That was my biggest problem at the beginning. It’s extremely frustrating needing to ask for help at everything. When it comes to grabbing a glass of water, you find dozens of obstacles. In my case, one arm couldn’t raise high enough to the cupboard while the other one couldn’t stay steady enough to hold the glass. Even standing long enough at the tap to fill the glass was exhausting enough to cause me to have to lie down. I broke more than my share of glasses.
All the stresses and pains begin to wear away at your mind. You begin to lose sleep, and then you begin to stop trying to get better. You have a few weeks where you work hard, where you’re determined to get better, but the energy required to keep going is beyond what the human body is capable of. At some point, you give up.
It’s an extremely humbling experience. It throws you through an existential crisis because you begin to question what the rest of your life will be like.

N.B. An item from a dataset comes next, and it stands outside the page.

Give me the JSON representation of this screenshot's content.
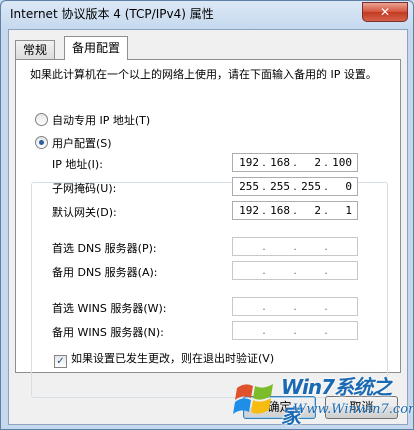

Being unable to get up and go for a walk, or even for a glass of water, it begins to show you exactly what you are capable of at your worst. And unfortunately, depression soon follows
It isn’t some romanticized sadness; it is a genuine, crippling depression. You start to question the point of continuing to breath, and the bottles of painkillers or sleeping medicine begin to tantalize you. Most people can’t stay alone with their thoughts for more than a few hours without an activity to distract them and I was no exception.
The most important thing once life has hit such a point is to speak with people. It is a clichéd notion to speak of but it truly helps. Having friends and family to speak to, it changes your viewpoints. The unending support of your loved ones gives you something to hold onto when you feel like letting go. Spinal damage is terrible, and nerve damage is awful, but feeling the love and support of people around you...
It’s a humbling experience.
Daniel Hendrikx is a Professional Writing student from Newcastle, Ontario. Daniel grew up working on farms, and writing his own fiction. He finds time to write between playing video games and his guitar. Daniel is aspiring to be a professional writer. One day Daniel hopes to write a memoir as he draws his best inspirations from his own life.